Note: The following article appeared in the Kansas City Star newspaper:
A group of aspiring professional wrestlers gather inside an old, chilly warehouse and sit around a poker-turned-dining table, swapping stories. A couple of wrestling rings nearby — one of them from the 1950s — represent two blank canvases of opportunity for this batch of 20- and 30-somethings hoping to make it big.
They talk. They joke. They laugh.
Only a few moments after the noise begins to pick up, it reverses to a complete hush when one of the toughest son-of-a-you-know-whats to ever enter the ring opens the glass front door.
“There’s Harley,” one of them whispers to a visitor. “That’s the king.”
An eight-time National Wrestling Alliance champion, Harley Race glances toward the table of his wrestling academy pupils before limping into his office — a cramped space that doesn’t seem big enough for a burly man who once went by the name “King Harley” while working for Vince McMahon and his up-and-coming pro league, the World Wrestling Federation.
Using the table for support, the king walks around to his throne — a rickety chair that creaks when he sits down. His curled, brown locks now faded to blonde and white, Race reaches into his front shirt pocket to pull out a pack of Marlboro Lights.
“Do you mind?” he asks.
Race’s office is more of a trophy case than a workspace. It’s the only heated room in the warehouse that houses the Harley Race Academy, which is particularly noticeable on this 20-degree day in January.
Along with 14 others, Race will be inducted into the Missouri Sports Hall of Fame in a ceremony Sunday in Springfield. He has a wall specially reserved for such honors, including World Championship Wrestling, WWF, and NWA Hall of Fame hardwood.
On another wall, he displays pictures with well-known wrestlers and former rivals such as Ric Flair, Terry Funk and Andre the Giant. (Race maintains he’s the only man ever to body slam the 525-pound Giant, and he has a picture to prove he did it.) A third wall shows a collection of Harley Race action figures.
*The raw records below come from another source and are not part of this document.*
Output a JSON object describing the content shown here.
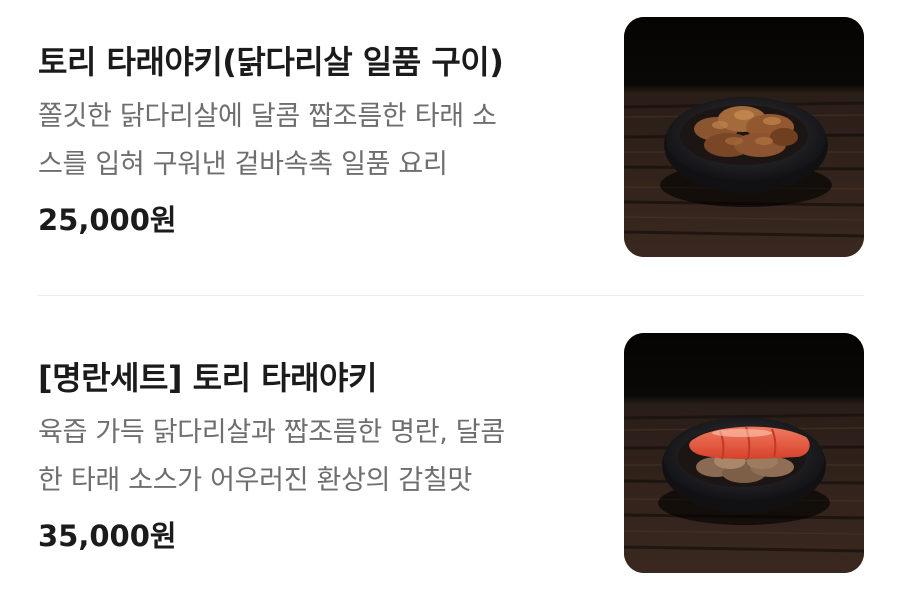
{
  "menu": {
    "items": [
      {
        "name": "토리 타래야키(닭다리살 일품 구이)",
        "description_lines": [
          "쫄깃한 닭다리살에 달콤 짭조름한 타래 소",
          "스를 입혀 구워낸 겉바속촉 일품 요리"
        ],
        "price": "25,000원",
        "photo_icon": "grilled-chicken-dish-photo"
      },
      {
        "name": "[명란세트] 토리 타래야키",
        "description_lines": [
          "육즙 가득 닭다리살과 짭조름한 명란, 달콤",
          "한 타래 소스가 어우러진 환상의 감칠맛"
        ],
        "price": "35,000원",
        "photo_icon": "grilled-chicken-with-mentaiko-photo"
      }
    ]
  },
  "colors": {
    "title": "#1b1b1b",
    "description": "#6e6e6e",
    "divider": "#ececec",
    "photo_background": "#0b0a09"
  }
}
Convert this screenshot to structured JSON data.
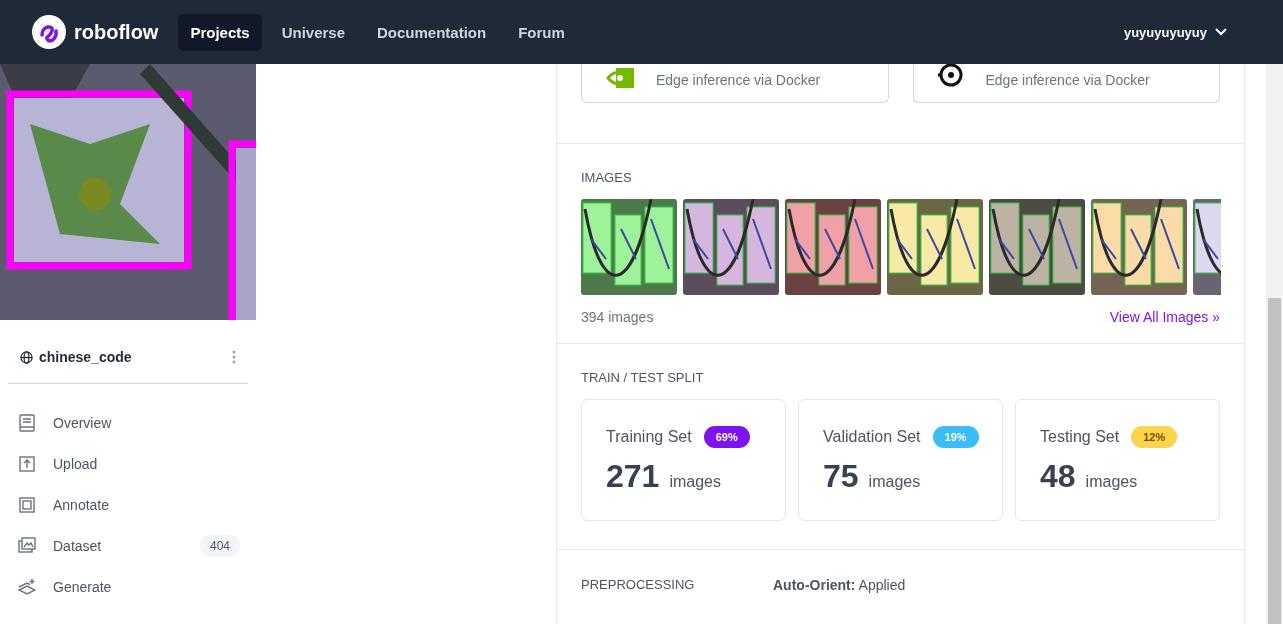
{
  "nav": {
    "brand": "roboflow",
    "links": [
      {
        "label": "Projects",
        "selected": true
      },
      {
        "label": "Universe",
        "selected": false
      },
      {
        "label": "Documentation",
        "selected": false
      },
      {
        "label": "Forum",
        "selected": false
      }
    ],
    "user": "yuyuyuyuyuy"
  },
  "sidebar": {
    "project": "chinese_code",
    "items": [
      {
        "label": "Overview",
        "kind": "book",
        "selected": false
      },
      {
        "label": "Upload",
        "kind": "upload",
        "selected": false
      },
      {
        "label": "Annotate",
        "kind": "annotate",
        "selected": false
      },
      {
        "label": "Dataset",
        "kind": "images",
        "selected": false,
        "count": "404"
      },
      {
        "label": "Generate",
        "kind": "layers",
        "selected": false
      }
    ]
  },
  "deploy": [
    {
      "subtitle": "Edge inference via Docker",
      "kind": "eye"
    },
    {
      "subtitle": "Edge inference via Docker",
      "kind": "target"
    }
  ],
  "images": {
    "heading": "IMAGES",
    "count": "394 images",
    "link": "View All Images »"
  },
  "split": {
    "heading": "TRAIN / TEST SPLIT",
    "sets": [
      {
        "name": "Training Set",
        "percent": "69%",
        "color": "#7c14f0",
        "number": "271",
        "unit": "images"
      },
      {
        "name": "Validation Set",
        "percent": "19%",
        "color": "#38bdf8",
        "number": "75",
        "unit": "images"
      },
      {
        "name": "Testing Set",
        "percent": "12%",
        "color": "#fcd34d",
        "number": "48",
        "unit": "images"
      }
    ]
  },
  "preprocessing": {
    "heading": "PREPROCESSING",
    "rows": [
      {
        "label": "Auto-Orient:",
        "value": "Applied"
      }
    ]
  }
}
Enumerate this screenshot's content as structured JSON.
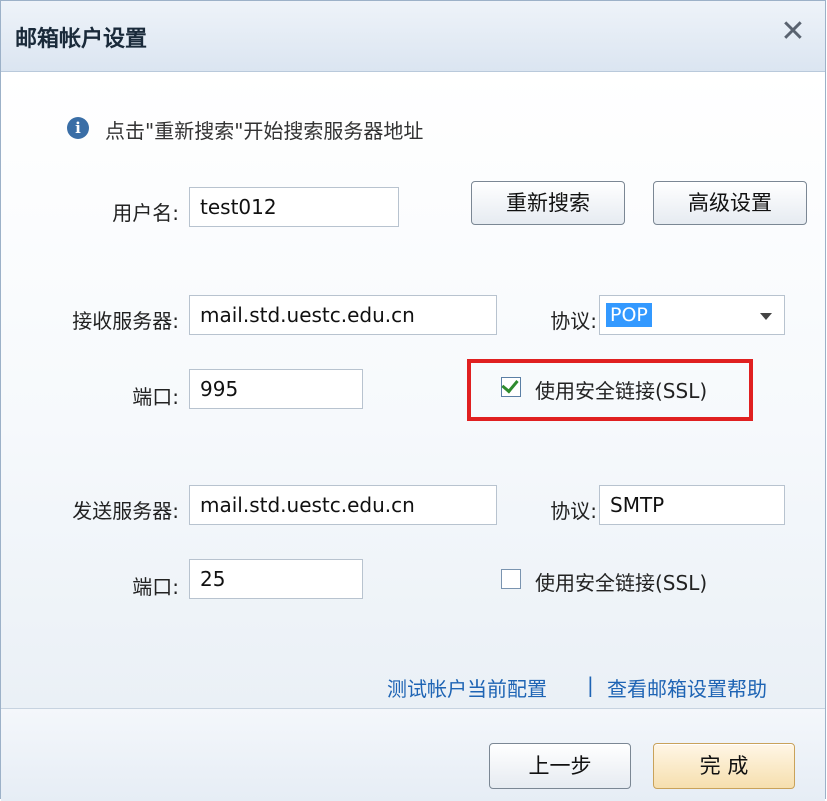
{
  "dialog": {
    "title": "邮箱帐户设置",
    "close_glyph": "✕"
  },
  "info": {
    "icon": "info-icon",
    "icon_glyph": "i",
    "text": "点击\"重新搜索\"开始搜索服务器地址"
  },
  "account": {
    "username_label": "用户名:",
    "username_value": "test012",
    "research_button": "重新搜索",
    "advanced_button": "高级设置"
  },
  "incoming": {
    "server_label": "接收服务器:",
    "server_value": "mail.std.uestc.edu.cn",
    "protocol_label": "协议:",
    "protocol_value": "POP",
    "port_label": "端口:",
    "port_value": "995",
    "ssl_label": "使用安全链接(SSL)",
    "ssl_checked": true
  },
  "outgoing": {
    "server_label": "发送服务器:",
    "server_value": "mail.std.uestc.edu.cn",
    "protocol_label": "协议:",
    "protocol_value": "SMTP",
    "port_label": "端口:",
    "port_value": "25",
    "ssl_label": "使用安全链接(SSL)",
    "ssl_checked": false
  },
  "links": {
    "test_config": "测试帐户当前配置",
    "separator": "|",
    "help": "查看邮箱设置帮助"
  },
  "footer": {
    "back_button": "上一步",
    "finish_button": "完 成"
  },
  "colors": {
    "highlight_border": "#e02020",
    "link": "#1e64b4",
    "selection": "#3399ff"
  }
}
But no matter where you stand in the office, your eyes are drawn to a glass case above his head. It holds an NWA World Heavyweight Championship belt — the one he captured more times than any other NWA wrestler before him.
“I wish I could still be wearing it,” Race, 69, says in a slow, unvaried speaking manner. “I was the big thing in wrestling.
“You know, I never really wanted to give it up. But what choice did I have?”
A true bad boy of professional wrestling, Race takes two puffs of his cigarette, taps the ashes into a tray and begins to tell his life story. It is one of jubilation and triumph for a man who twice called Kansas City home, coupled with post-career bouts with grief, financial woes and enough injuries to allow him to place a handicap sticker on the back of his pickup truck.
One of wrestling’s longest careers was launched after a couple of rash decisions.
When Race was a freshman at Quitman High School — an ironically named northwest Missouri city near Maryville where he was born and raised — he picked a fight with two of his peers in the gym. This wasn’t especially uncommon, he says, but on this day, the school principal witnessed the entire melee.
To break up the fight, the principal placed his knee into Race’s back. Bad idea. Race turned and swung his fist, connecting with the principal’s face.
“I knocked his (behind) out,” he says proudly and without regret.
Predictably, he was expelled. He never took another academic class in his life.
Figuring he wasn’t cut out for school — “too much authority,” he said — Race moved to a farm in Savannah, a town of 5,000 just north of St. Joseph. Against his parents’ wishes, Race began training in 1958 with two Polish wrestling brothers, Wladek and Stanislaus Zbyszko.
It wasn’t quite what he expected.